(Dataset rows for apps and sites)
════════════════════
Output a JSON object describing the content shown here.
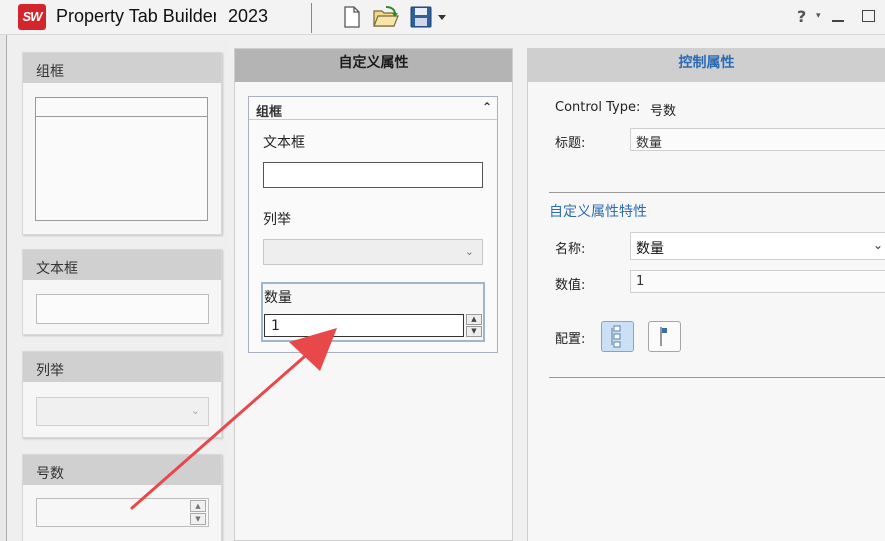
{
  "window": {
    "app_title": "Property Tab Builder",
    "year": "2023"
  },
  "toolbar": {
    "icons": [
      "new-document-icon",
      "open-folder-icon",
      "save-disk-icon",
      "dropdown-caret-icon"
    ],
    "help_label": "?",
    "help_caret": "▾"
  },
  "palette": {
    "groupbox_label": "组框",
    "textbox_label": "文本框",
    "list_label": "列举",
    "number_label": "号数"
  },
  "custom_properties": {
    "header": "自定义属性",
    "group_label": "组框",
    "textbox_label": "文本框",
    "textbox_value": "",
    "list_label": "列举",
    "list_value": "",
    "number_label": "数量",
    "number_value": "1"
  },
  "control_properties": {
    "header": "控制属性",
    "control_type_label": "Control Type:",
    "control_type_value": "号数",
    "caption_label": "标题:",
    "caption_value": "数量",
    "section_title": "自定义属性特性",
    "name_label": "名称:",
    "name_value": "数量",
    "value_label": "数值:",
    "value_value": "1",
    "config_label": "配置:"
  },
  "colors": {
    "accent_blue": "#2b6cb3",
    "arrow_red": "#e8484a",
    "sw_red": "#d2262c"
  }
}
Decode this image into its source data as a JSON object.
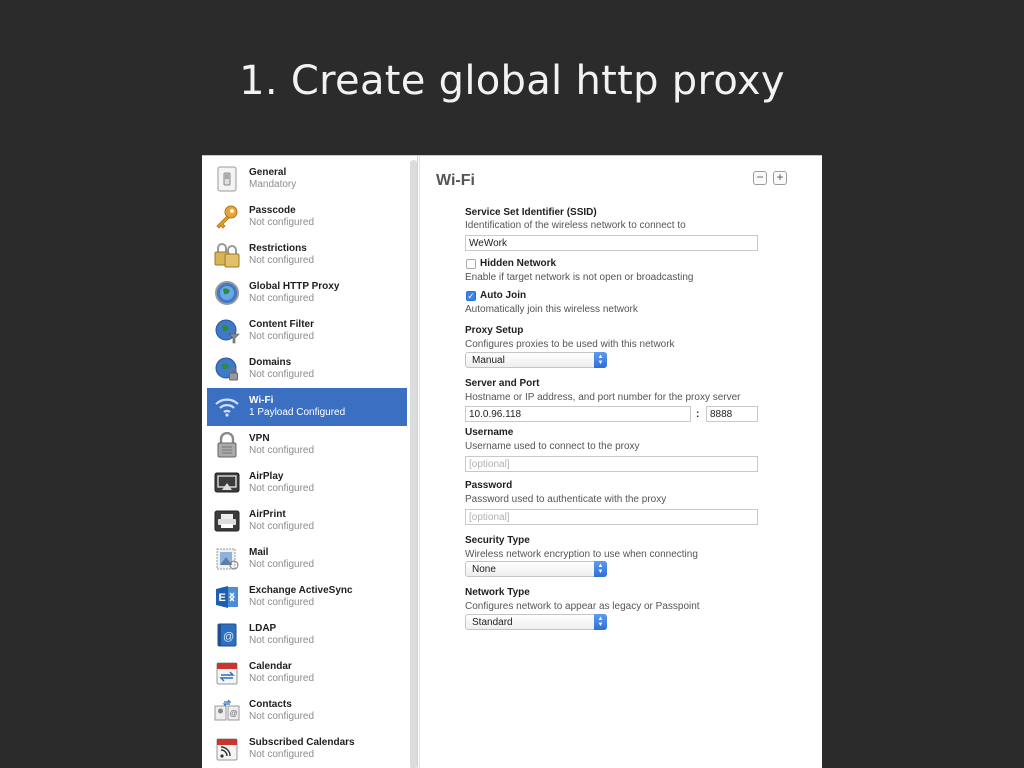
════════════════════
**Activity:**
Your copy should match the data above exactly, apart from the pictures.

**Task output:**
Output a JSON object describing the content shown here.
{
  "window": {
    "app_title": "Property Tab Builder",
    "year": "2023"
  },
  "toolbar": {
    "icons": [
      "new-document-icon",
      "open-folder-icon",
      "save-disk-icon",
      "dropdown-caret-icon"
    ],
    "help_label": "?",
    "help_caret": "▾"
  },
  "palette": {
    "groupbox_label": "组框",
    "textbox_label": "文本框",
    "list_label": "列举",
    "number_label": "号数"
  },
  "custom_properties": {
    "header": "自定义属性",
    "group_label": "组框",
    "textbox_label": "文本框",
    "textbox_value": "",
    "list_label": "列举",
    "list_value": "",
    "number_label": "数量",
    "number_value": "1"
  },
  "control_properties": {
    "header": "控制属性",
    "control_type_label": "Control Type:",
    "control_type_value": "号数",
    "caption_label": "标题:",
    "caption_value": "数量",
    "section_title": "自定义属性特性",
    "name_label": "名称:",
    "name_value": "数量",
    "value_label": "数值:",
    "value_value": "1",
    "config_label": "配置:"
  },
  "colors": {
    "accent_blue": "#2b6cb3",
    "arrow_red": "#e8484a",
    "sw_red": "#d2262c"
  }
}
Decode this image into its source data as a JSON object.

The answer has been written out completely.